Irish republicans are entitled to use ‘whatever means' to end partition, says former IRA hunger striker Bernard Fox
IRISH republicans are entitled to use "whatever means" necessary to bring about an end to partition, a former Provisional IRA hunger striker has said.
Bernard Fox, who spent 22 years in prison, told the éirígí 1916 centenary parade in Belfast that republicans "cannot be hypocrites and condemn those who use military methods."
The éirígí parade began from the junction of the Whiterock and Falls Road in west Belfast yesterday and proceeded the short distance to Milltown Cemetery.
Following a short wreath-laying ceremony at James Connolly’s former home on the Falls, young people paraded with portraits of the Rising leaders, while a piper provided music at the head of the march.
At Milltown, there was a rendition of Amhrán na bhFiann and a minute's silence before former republican prisoner Liam McCotter read the Proclamation.
Congregating at the plot of Fenian William Harbinson, an éirígí spokeswoman told the assembled crowd that it was "important to keep our enemies guessing as we move past this centenary."
She said: "We have demonstrated the ability to reorganise and rise once again....throughout our history political negotiations have been used as a tactic to divide and conquer.
"The British government have attempted to project themselves as an international moral compass. We must never let the despots in 10 Downing Street present themselves as anything else."

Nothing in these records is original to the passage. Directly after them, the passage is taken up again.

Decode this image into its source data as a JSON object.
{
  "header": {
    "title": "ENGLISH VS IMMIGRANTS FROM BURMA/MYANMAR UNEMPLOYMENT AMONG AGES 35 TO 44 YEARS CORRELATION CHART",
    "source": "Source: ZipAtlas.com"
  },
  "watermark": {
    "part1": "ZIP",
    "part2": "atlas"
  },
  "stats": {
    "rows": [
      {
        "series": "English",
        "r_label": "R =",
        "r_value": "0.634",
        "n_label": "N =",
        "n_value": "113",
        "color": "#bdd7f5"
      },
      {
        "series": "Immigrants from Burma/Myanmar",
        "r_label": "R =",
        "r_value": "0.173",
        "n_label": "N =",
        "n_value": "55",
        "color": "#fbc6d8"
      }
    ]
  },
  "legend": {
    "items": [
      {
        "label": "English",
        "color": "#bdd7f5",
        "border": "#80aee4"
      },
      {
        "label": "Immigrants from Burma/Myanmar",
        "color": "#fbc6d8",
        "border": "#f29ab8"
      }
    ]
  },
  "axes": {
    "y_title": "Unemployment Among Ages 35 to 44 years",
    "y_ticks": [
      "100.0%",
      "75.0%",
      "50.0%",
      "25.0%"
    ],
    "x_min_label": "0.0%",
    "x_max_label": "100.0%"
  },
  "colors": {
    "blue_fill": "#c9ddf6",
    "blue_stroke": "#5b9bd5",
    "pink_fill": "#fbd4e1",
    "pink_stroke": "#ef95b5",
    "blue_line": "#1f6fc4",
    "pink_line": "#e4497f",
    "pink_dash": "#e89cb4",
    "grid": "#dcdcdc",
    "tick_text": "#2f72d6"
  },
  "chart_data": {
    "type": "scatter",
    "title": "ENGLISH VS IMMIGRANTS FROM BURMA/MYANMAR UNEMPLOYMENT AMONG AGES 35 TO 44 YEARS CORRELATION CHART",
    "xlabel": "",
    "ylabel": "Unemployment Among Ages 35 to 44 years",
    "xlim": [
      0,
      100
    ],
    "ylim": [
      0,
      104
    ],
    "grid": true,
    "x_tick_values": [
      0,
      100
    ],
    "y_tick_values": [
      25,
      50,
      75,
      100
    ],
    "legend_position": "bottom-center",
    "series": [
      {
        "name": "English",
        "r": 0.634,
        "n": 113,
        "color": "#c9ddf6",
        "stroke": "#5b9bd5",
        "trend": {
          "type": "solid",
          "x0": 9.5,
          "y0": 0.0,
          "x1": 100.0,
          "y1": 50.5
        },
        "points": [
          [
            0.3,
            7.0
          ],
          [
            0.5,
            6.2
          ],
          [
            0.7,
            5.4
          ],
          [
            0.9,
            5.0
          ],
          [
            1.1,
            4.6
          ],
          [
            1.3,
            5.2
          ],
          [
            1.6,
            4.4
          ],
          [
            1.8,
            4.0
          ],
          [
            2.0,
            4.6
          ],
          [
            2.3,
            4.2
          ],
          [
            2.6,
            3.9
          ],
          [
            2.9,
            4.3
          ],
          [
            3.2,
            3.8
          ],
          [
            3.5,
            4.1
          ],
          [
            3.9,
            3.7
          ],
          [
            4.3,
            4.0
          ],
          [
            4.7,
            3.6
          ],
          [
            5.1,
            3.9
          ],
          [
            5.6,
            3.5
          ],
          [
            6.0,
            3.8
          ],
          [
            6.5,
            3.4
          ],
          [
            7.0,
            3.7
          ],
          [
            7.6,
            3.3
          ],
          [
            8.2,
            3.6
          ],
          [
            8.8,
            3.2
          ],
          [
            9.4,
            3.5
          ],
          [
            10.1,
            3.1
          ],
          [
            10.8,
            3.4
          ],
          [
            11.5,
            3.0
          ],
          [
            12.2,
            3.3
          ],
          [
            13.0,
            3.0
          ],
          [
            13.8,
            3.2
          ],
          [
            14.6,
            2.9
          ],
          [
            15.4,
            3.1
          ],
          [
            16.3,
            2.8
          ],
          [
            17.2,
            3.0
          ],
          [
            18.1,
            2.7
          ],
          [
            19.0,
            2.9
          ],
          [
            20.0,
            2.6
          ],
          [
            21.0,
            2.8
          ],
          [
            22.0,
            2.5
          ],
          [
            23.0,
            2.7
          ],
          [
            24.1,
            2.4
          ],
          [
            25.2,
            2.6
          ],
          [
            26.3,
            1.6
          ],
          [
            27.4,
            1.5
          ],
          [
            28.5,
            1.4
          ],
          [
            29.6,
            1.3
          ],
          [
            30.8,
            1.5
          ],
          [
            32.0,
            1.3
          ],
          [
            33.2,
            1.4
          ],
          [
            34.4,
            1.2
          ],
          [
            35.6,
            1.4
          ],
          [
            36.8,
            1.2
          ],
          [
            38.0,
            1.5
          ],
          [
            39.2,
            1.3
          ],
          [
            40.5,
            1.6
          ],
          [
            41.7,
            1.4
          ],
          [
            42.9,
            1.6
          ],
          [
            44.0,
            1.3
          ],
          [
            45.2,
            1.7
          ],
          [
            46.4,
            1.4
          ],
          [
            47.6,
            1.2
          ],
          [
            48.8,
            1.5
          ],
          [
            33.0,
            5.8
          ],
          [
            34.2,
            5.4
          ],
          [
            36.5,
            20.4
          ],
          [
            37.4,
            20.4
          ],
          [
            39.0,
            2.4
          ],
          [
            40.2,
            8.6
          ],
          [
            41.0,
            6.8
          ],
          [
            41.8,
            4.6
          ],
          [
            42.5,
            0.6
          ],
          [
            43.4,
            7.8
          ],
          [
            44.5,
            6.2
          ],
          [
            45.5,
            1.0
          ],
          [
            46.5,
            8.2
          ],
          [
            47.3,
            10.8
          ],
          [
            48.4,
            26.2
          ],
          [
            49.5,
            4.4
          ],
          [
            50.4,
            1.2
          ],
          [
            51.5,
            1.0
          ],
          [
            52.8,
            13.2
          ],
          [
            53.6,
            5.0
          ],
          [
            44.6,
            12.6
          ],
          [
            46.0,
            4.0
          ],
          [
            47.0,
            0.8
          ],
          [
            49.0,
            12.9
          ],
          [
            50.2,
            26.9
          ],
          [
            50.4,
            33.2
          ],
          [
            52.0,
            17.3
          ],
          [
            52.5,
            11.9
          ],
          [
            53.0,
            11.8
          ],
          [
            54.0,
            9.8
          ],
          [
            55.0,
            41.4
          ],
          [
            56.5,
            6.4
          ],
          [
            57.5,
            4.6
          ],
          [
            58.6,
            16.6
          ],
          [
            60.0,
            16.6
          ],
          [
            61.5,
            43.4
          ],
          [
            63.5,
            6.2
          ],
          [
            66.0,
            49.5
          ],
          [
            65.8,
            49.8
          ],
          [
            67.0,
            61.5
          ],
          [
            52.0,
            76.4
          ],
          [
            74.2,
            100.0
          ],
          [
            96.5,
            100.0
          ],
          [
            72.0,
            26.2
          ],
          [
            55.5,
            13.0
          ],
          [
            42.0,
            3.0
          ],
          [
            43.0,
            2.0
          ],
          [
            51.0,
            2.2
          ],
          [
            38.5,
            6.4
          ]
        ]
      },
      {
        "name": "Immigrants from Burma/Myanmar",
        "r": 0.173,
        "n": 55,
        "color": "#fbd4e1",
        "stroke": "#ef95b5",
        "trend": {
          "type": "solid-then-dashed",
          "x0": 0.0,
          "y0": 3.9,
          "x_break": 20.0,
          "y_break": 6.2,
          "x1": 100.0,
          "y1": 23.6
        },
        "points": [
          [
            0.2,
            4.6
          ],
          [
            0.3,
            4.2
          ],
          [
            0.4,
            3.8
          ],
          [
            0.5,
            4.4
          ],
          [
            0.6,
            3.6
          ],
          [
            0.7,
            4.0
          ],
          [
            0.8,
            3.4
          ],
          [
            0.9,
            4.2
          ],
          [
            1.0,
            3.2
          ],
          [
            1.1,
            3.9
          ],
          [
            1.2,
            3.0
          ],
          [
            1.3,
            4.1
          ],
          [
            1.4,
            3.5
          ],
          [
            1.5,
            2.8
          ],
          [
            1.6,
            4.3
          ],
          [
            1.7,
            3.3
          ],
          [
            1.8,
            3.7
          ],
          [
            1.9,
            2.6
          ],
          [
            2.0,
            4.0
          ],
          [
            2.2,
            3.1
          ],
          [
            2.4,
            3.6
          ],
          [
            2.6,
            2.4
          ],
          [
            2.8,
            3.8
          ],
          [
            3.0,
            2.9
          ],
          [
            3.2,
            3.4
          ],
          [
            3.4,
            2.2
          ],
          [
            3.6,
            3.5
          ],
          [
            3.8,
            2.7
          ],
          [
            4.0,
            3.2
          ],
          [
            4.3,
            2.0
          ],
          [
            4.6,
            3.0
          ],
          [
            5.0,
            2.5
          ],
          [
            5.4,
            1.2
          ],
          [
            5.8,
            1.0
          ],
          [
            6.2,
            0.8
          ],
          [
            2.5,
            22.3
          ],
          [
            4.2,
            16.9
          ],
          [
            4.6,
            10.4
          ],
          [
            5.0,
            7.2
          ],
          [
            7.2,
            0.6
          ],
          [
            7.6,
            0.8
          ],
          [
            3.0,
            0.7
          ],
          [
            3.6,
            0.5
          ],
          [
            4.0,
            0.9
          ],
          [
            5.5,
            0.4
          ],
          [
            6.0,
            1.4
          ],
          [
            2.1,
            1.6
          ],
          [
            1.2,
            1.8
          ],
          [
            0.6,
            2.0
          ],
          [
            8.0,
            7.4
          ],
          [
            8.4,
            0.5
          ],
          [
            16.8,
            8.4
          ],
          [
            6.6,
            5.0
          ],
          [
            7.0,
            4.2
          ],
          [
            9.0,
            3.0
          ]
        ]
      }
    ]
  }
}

Delivering the keynote address, Bernard Fox said he was sure that the centenary commemorations were "confusing for the youth of today."
Mr Fox said: "How come there are so many groups holding commemorations? It is called spin."
"Some people would have you believe that the Rising was a mistake, that the British government were going to grant Home Rule.
"Home Rule had been on the statute books for four years. While Redmond was being promised Home Rule, the same British government was also promising Carson there would be no Home Rule."
Mr Fox paid tribute to several former republican prisoners, including Gerard 'Jock' Davison, who he said was "murdered by British inspired gangsters" and Rose Dugdale, who is currently suffering from illness.
The Belfast man said "no republican can be happy" with the "current state of affairs", and condemned republicans who supported and gave information to the PSNI, which he described as "disgraceful."